|MacRitchie Nature Trail, Central Catchment Nature Reserve, Singapore|
It is a member of the genus of gliding lizards Draco. It can spread out folds of skin attached to its movable ribs to form "wings" that it uses to glide from tree to tree over distances upwards of 8 metres (26 ft); however, like all modern reptiles, it lacks the ability to sustain powered flight, and is capable only of gliding.
Its wings are brightly coloured with orange, red and blue spots and stripes, and they provide camouflage when folded. The flying dragon can reach a total length of up to 23 centimetres (9.1 in). It feeds on arboreal ants and termites.
First classified in 1758, it was involved in a small sensation in 2015 when poor journalism led to reports that it had only very recently been discovered.
The flying dragon does not give live birth. During the breeding season an adult female will venture down to the forest floor and lay 1-5 eggs, which it buries in the soil. The number of eggs usually depends on how good that particular lizard's habitat and surroundings are. A flying dragon's eggs can take anywhere from 1-2 weeks to hatch. A flying dragon hatchling will weigh around 2 grams, depending on how good the conditions were while laying the eggs and other factors. The female flying dragon will only guard her nest for at the most a couple of days before abandoning the nest. She does not return very often to care for her young. The flying dragon's life span is currently unknown.
Common Gliding Lizards (D. sumatranus) and Spotted Gliding Lizards (Draco maculatus) are common in open and disturbed areas; Five-banded Gliding Lizards (D. quinquefasciatus) are usually found in dense forest with relatively small, closely spaced trees; Giant Gliding Lizards (D. maximus) are somewhat restricted to riparian areas; the smaller Yellow-bearded Gliding Lizards (D. haematopogon) and larger Blanford's Gliding Lizard (Draco blanfordii) occur at higher elevations than most other species; and the Black-bearded Gliding Lizards and the larger Dusky Gliding Lizards (D. formosus) are habitat generalists in lowland forests.
Flying Dragons are brown with bluish coloration on the undersides of their wings and a yellow colored dewlap. Females tend to have bluish dewlaps and yellow coloring on the wings' undersides. Their heads are blunted and fairly short, and each leg has five clawed toes. Flying Dragons have low, long bodies. They have flaps of skin along the ribs, which can be extended into "wings" by the lizard elongating its ribs. They have a dewlap, or gular flap, which can also be extended. Generally, Flying Dragons grow to a little less than 12 inches in length. Although females are usually larger than males, their dewlaps are a bit smaller.
This lizard can get to about 20 cm long. Its wingspan is usually 3/4 of its body length.
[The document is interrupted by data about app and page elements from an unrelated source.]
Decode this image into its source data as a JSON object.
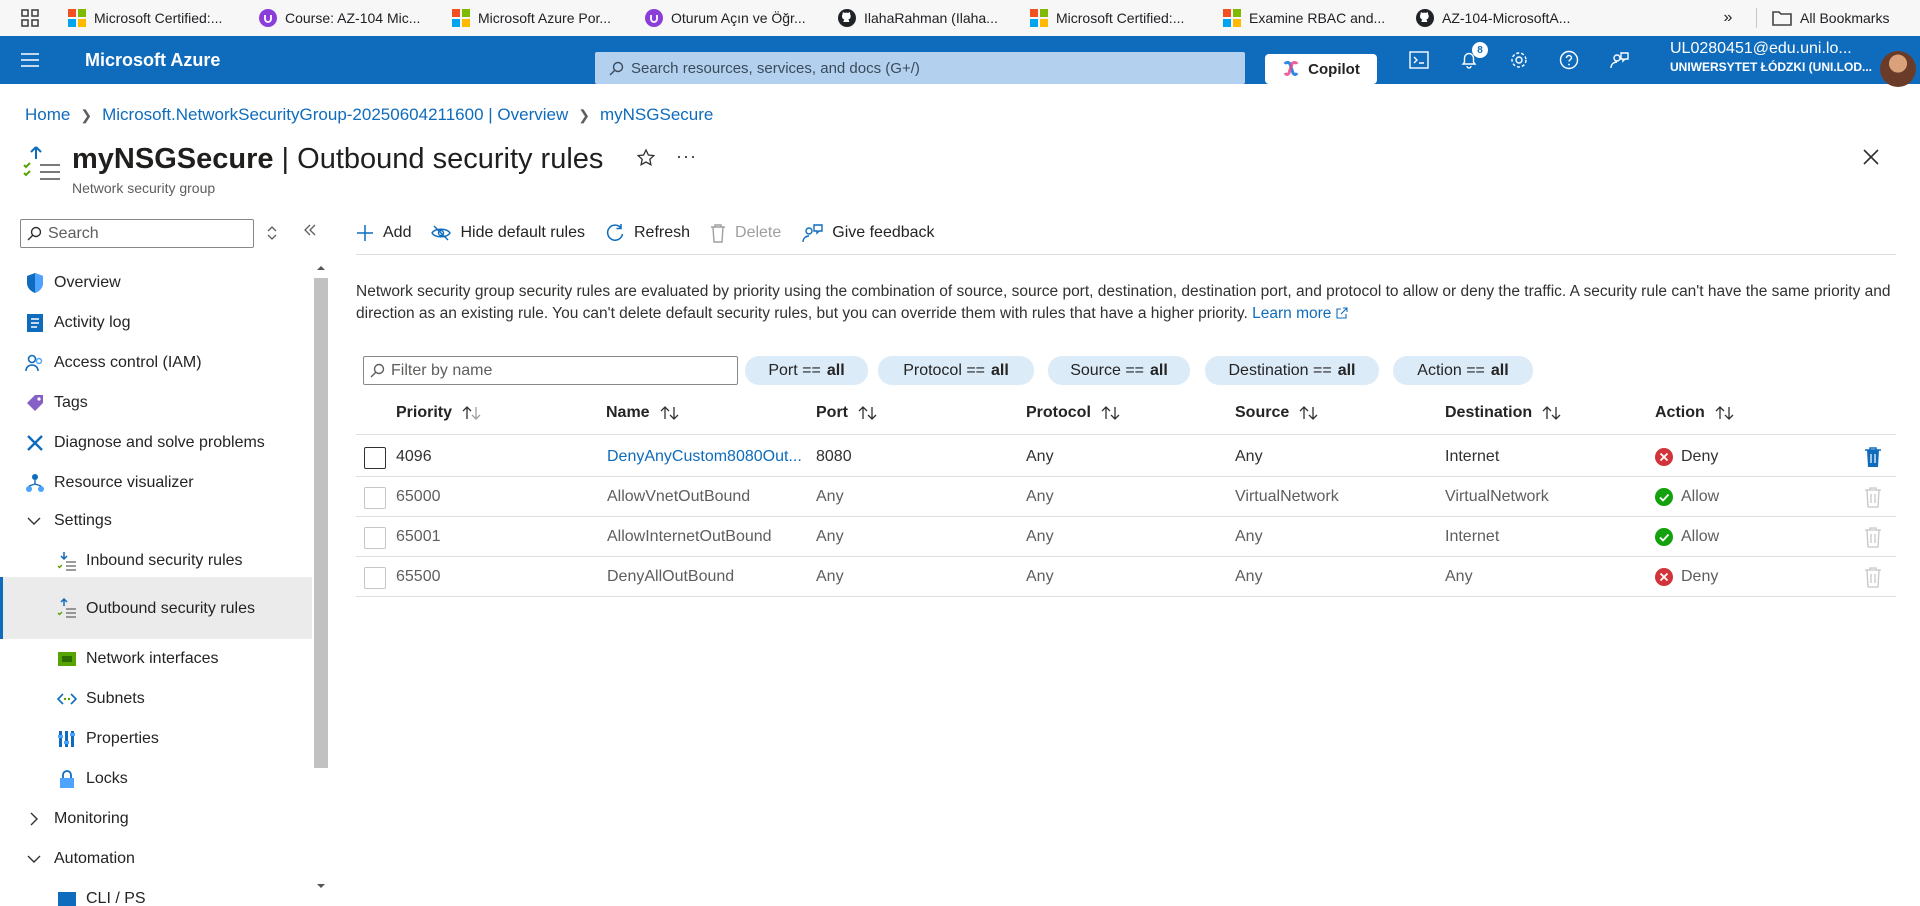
{
  "browser": {
    "bookmarks": [
      {
        "label": "Microsoft Certified:...",
        "icon": "microsoft-logo-icon"
      },
      {
        "label": "Course: AZ-104 Mic...",
        "icon": "udemy-icon"
      },
      {
        "label": "Microsoft Azure Por...",
        "icon": "microsoft-logo-icon"
      },
      {
        "label": "Oturum Açın ve Öğr...",
        "icon": "udemy-icon"
      },
      {
        "label": "IlahaRahman (Ilaha...",
        "icon": "github-icon"
      },
      {
        "label": "Microsoft Certified:...",
        "icon": "microsoft-logo-icon"
      },
      {
        "label": "Examine RBAC and...",
        "icon": "microsoft-logo-icon"
      },
      {
        "label": "AZ-104-MicrosoftA...",
        "icon": "github-icon"
      }
    ],
    "more_label": "»",
    "all_bookmarks": "All Bookmarks"
  },
  "topbar": {
    "brand": "Microsoft Azure",
    "search_placeholder": "Search resources, services, and docs (G+/)",
    "copilot": "Copilot",
    "notifications_count": "8",
    "account_email": "UL0280451@edu.uni.lo...",
    "account_org": "UNIWERSYTET ŁÓDZKI (UNI.LOD..."
  },
  "breadcrumb": [
    "Home",
    "Microsoft.NetworkSecurityGroup-20250604211600 | Overview",
    "myNSGSecure"
  ],
  "header": {
    "resource": "myNSGSecure",
    "page": " | Outbound security rules",
    "subtitle": "Network security group"
  },
  "sidebar": {
    "search_placeholder": "Search",
    "items": [
      {
        "label": "Overview",
        "icon": "shield-icon"
      },
      {
        "label": "Activity log",
        "icon": "activity-log-icon"
      },
      {
        "label": "Access control (IAM)",
        "icon": "people-icon"
      },
      {
        "label": "Tags",
        "icon": "tag-icon"
      },
      {
        "label": "Diagnose and solve problems",
        "icon": "wrench-icon"
      },
      {
        "label": "Resource visualizer",
        "icon": "visualizer-icon"
      },
      {
        "label": "Settings",
        "icon": "chevron-down-icon"
      },
      {
        "label": "Inbound security rules",
        "icon": "inbound-rules-icon"
      },
      {
        "label": "Outbound security rules",
        "icon": "outbound-rules-icon"
      },
      {
        "label": "Network interfaces",
        "icon": "network-interface-icon"
      },
      {
        "label": "Subnets",
        "icon": "subnet-icon"
      },
      {
        "label": "Properties",
        "icon": "properties-icon"
      },
      {
        "label": "Locks",
        "icon": "lock-icon"
      },
      {
        "label": "Monitoring",
        "icon": "chevron-right-icon"
      },
      {
        "label": "Automation",
        "icon": "chevron-down-icon"
      },
      {
        "label": "CLI / PS",
        "icon": "cli-icon"
      }
    ]
  },
  "toolbar": {
    "add": "Add",
    "hide_default": "Hide default rules",
    "refresh": "Refresh",
    "delete": "Delete",
    "feedback": "Give feedback"
  },
  "description": {
    "text": "Network security group security rules are evaluated by priority using the combination of source, source port, destination, destination port, and protocol to allow or deny the traffic. A security rule can't have the same priority and direction as an existing rule. You can't delete default security rules, but you can override them with rules that have a higher priority.",
    "link": "Learn more"
  },
  "filters": {
    "placeholder": "Filter by name",
    "pills": [
      {
        "label": "Port ==",
        "value": "all"
      },
      {
        "label": "Protocol ==",
        "value": "all"
      },
      {
        "label": "Source ==",
        "value": "all"
      },
      {
        "label": "Destination ==",
        "value": "all"
      },
      {
        "label": "Action ==",
        "value": "all"
      }
    ]
  },
  "table": {
    "columns": [
      "Priority",
      "Name",
      "Port",
      "Protocol",
      "Source",
      "Destination",
      "Action"
    ],
    "rows": [
      {
        "priority": "4096",
        "name": "DenyAnyCustom8080Out...",
        "port": "8080",
        "protocol": "Any",
        "source": "Any",
        "destination": "Internet",
        "action": "Deny"
      },
      {
        "priority": "65000",
        "name": "AllowVnetOutBound",
        "port": "Any",
        "protocol": "Any",
        "source": "VirtualNetwork",
        "destination": "VirtualNetwork",
        "action": "Allow"
      },
      {
        "priority": "65001",
        "name": "AllowInternetOutBound",
        "port": "Any",
        "protocol": "Any",
        "source": "Any",
        "destination": "Internet",
        "action": "Allow"
      },
      {
        "priority": "65500",
        "name": "DenyAllOutBound",
        "port": "Any",
        "protocol": "Any",
        "source": "Any",
        "destination": "Any",
        "action": "Deny"
      }
    ]
  },
  "colors": {
    "azure_blue": "#0f6cbd",
    "deny_red": "#d13438",
    "allow_green": "#107c10",
    "pill_bg": "#dcebf8"
  }
}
In the wild, the Flying Dragon will generally claim a territory. Usually, males will mark two or three trees as their own, and one to three female Flying Dragons will live in each tree. When the male Flying Dragon meets another animal, he may extend his dewlap partially or fully, extend his wings partially or fully, perform a combination of dewlap or wing extension, or bob his body up and down. If he meets a female, he may circle her. Extending the wings and dewlap makes the Flying Dragon appear larger, and he will usually exhibit such behavior if he feels threatened. Flying Dragons eat insects. They catch such prey by sitting under a tree until an insect passes by, and then they consume it. They have short sticky tongues that they use to eat ants and termites.
In order to move from one place to another, Flying Dragons will spread the skin flaps along their abdomens and glide out of trees or from other high areas. They never glide when it is raining or when it is windy. When the Flying Dragon is about to take off, it will point its head toward the ground.
|This article needs additional citations for verification. (March 2012)|
- Boulenger GA. 1885. Catalogue of the Lizards in the British Museum (Natural History). Second Edition. Volume I. ... Agamidæ. London: Trustees of the British Museum (Natural History). (Taylor and Francis, printers). xii + 436 pp. + Plates I- XXXII. (Draco volans, p. 256).
- Linnaeus C. 1758. Systema naturæ per regna tria naturæ, secundum classes, ordines, genera, species, cum characteribus, diferentiis, synonymis, locis. Tomus I. Editio Decima, Reformata. Stockholm: L. Salvius. 824 pp. (Draco volans, p. 199).
- Card, Winston C. 1994. Draco Volans Reproduction, Herpetological Review 25(2)
- Michael Van Arsdale - http://animaldiversity.ummz.umich.edu/accounts/Draco_volans